Overall, we build physical prototypes, explore form factors, and understand how people manipulate them. We interact with people in person, to design and assess our prototypes. With accessibility research, adopting a Nothing About us Without Us mindset, we work with the local community to motivate, co-design, and assess our prototypes. For instance, we would go to the Canadian Council of the Blind to engage with community members that are blind. The COVID pandemic posed exceptional challenges in terms of the physicality required to engage in our work, including how we worked with the community on projects. This added complexity yet opened new opportunities. Instead of engaging almost solely with locals, our online interviews became available to a wider audience, located anywhere in Canada, in the world. We gained access to more experts and a wider range of lived experiences. It simplified coordinating meetings with persons with disabilities or with professionals as no one needed to travel. We moved workshops, typically done with physical sticky notes and white boards, to online collaborative tools such as Miro.

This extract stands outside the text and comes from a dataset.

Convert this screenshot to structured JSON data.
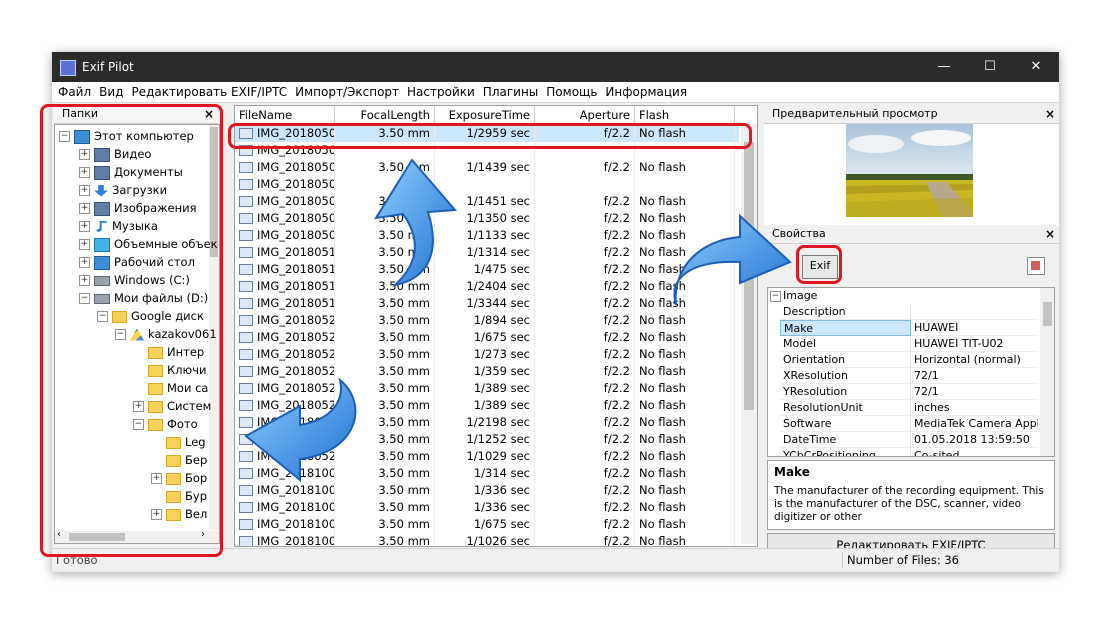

However, we discovered that some tools are less accessible than others: virtual whiteboards display information visually and offer very limited support for use with screen-readers. Finally, we dropped prototyping study kits at participant’s homes and guided them through video meetings. This led to new research directions, such as to explore how tangible computing and hybrid crafts could be taught in distanced learning settings, and how we can better prepare for them in the future.

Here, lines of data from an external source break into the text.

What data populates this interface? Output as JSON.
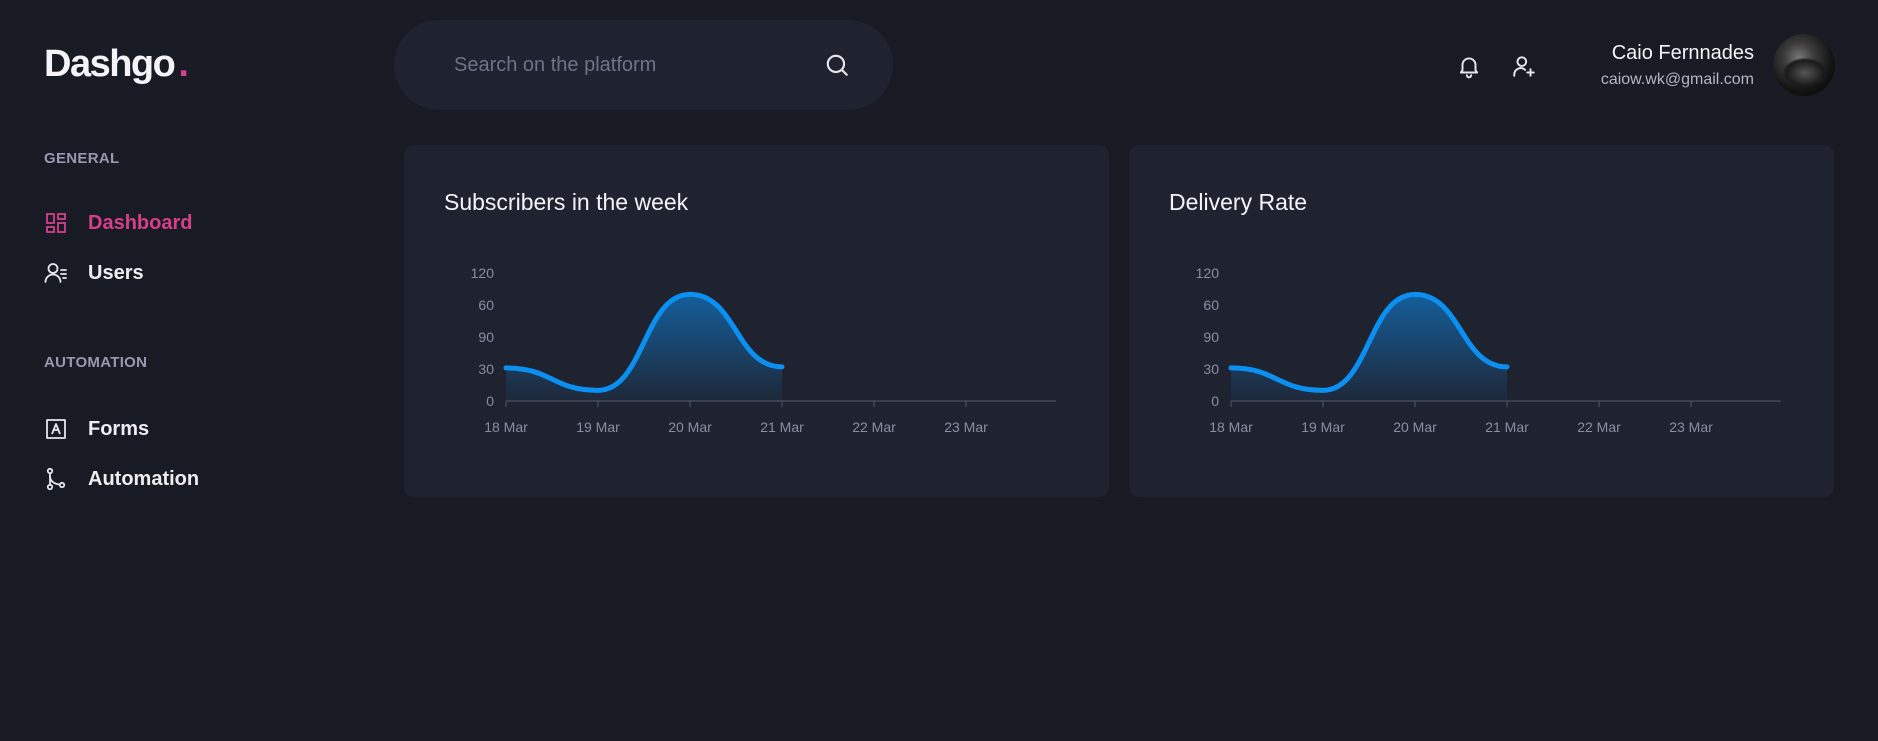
{
  "brand": {
    "name": "Dashgo",
    "dot": "."
  },
  "search": {
    "placeholder": "Search on the platform",
    "icon": "search-icon"
  },
  "header": {
    "icons": [
      "bell-icon",
      "user-plus-icon"
    ],
    "user": {
      "name": "Caio Fernnades",
      "email": "caiow.wk@gmail.com"
    }
  },
  "sidebar": {
    "sections": [
      {
        "title": "GENERAL",
        "items": [
          {
            "label": "Dashboard",
            "icon": "dashboard-icon",
            "active": true
          },
          {
            "label": "Users",
            "icon": "users-icon",
            "active": false
          }
        ]
      },
      {
        "title": "AUTOMATION",
        "items": [
          {
            "label": "Forms",
            "icon": "forms-icon",
            "active": false
          },
          {
            "label": "Automation",
            "icon": "git-branch-icon",
            "active": false
          }
        ]
      }
    ]
  },
  "colors": {
    "accent": "#d53f8c",
    "line": "#0b8ff1",
    "background": "#181b23",
    "card": "#1f2330"
  },
  "cards": [
    {
      "title": "Subscribers in the week"
    },
    {
      "title": "Delivery Rate"
    }
  ],
  "chart_data": [
    {
      "type": "area",
      "title": "Subscribers in the week",
      "x_ticks": [
        "18 Mar",
        "19 Mar",
        "20 Mar",
        "21 Mar",
        "22 Mar",
        "23 Mar"
      ],
      "y_ticks": [
        0,
        30,
        90,
        60,
        120
      ],
      "ylim": [
        0,
        120
      ],
      "grid": false,
      "series": [
        {
          "x": [
            "18 Mar",
            "19 Mar",
            "20 Mar",
            "21 Mar"
          ],
          "values": [
            31,
            10,
            100,
            32
          ]
        }
      ]
    },
    {
      "type": "area",
      "title": "Delivery Rate",
      "x_ticks": [
        "18 Mar",
        "19 Mar",
        "20 Mar",
        "21 Mar",
        "22 Mar",
        "23 Mar"
      ],
      "y_ticks": [
        0,
        30,
        90,
        60,
        120
      ],
      "ylim": [
        0,
        120
      ],
      "grid": false,
      "series": [
        {
          "x": [
            "18 Mar",
            "19 Mar",
            "20 Mar",
            "21 Mar"
          ],
          "values": [
            31,
            10,
            100,
            32
          ]
        }
      ]
    }
  ]
}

Empowering early-career scientists and practitioners in interdisciplinary studies: A case of a global early-career network of networks on nature-based solutions
Yeowon Kim, Civil and Environmental Engineering, Faculty of Engineering and Design
There have been increasing needs for interdisciplinary scholars in higher education and across various professions to address the complex problems that the Anthropocene has brought to our society. However, emerging scientists and practitioners trained to work across disciplines often find it difficult to have a “sense of belonging” in the established science communities of traditional disciplines and where to navigate for knowledge exchange and career development. The Early-Career Network of NATURA (Nature-based solutions for Urban Resilience in the Anthropocene) is a global community of early-career scientists and practitioners involving over 40+ members with interdisciplinary backgrounds, which launched in 2020 and has rapidly been growing during the COVID-19 era. This talk will share the challenges that the NATURA Early-Career Network has faced as a community of early-career professionals in interdisciplinary studies during the pandemic and the opportunities that the network has leveraged to strengthen and expand the community. Furthermore, the talk will facilitate an interactive activity with the session participants through an online mural board to share tips, tools, and diverse experiences in empowering early-career professionals.
The Community Partnership Project- Supporting our Community and Students through Virtual Community Engaged Learning Programming
Chiara Webb, Student Experience Office
In March 2020, Community Engaged Learning programs at Carleton had to shift from an in-person event-based format to determining how we can support our communities and provide enriching learning experiences for students through virtual programming. After consultations with local community partner organizations, the Community Partnership Project (CPP) was created. A four month project-based experiential learning program that connects Carleton students with community organizations in Canada. Following four months (October to January) of self-paced modules on community-engaged learning and project management, students spend their winter reading week remotely supporting community organizations with the research, planning, and execution of community-identified projects. The purpose of this presentation is to share our approach in creating virtual CEL experiences that provide meaningful contributions to community organizations while allowing students develop employability skills, identify real-world connections to their studies and interact with the community.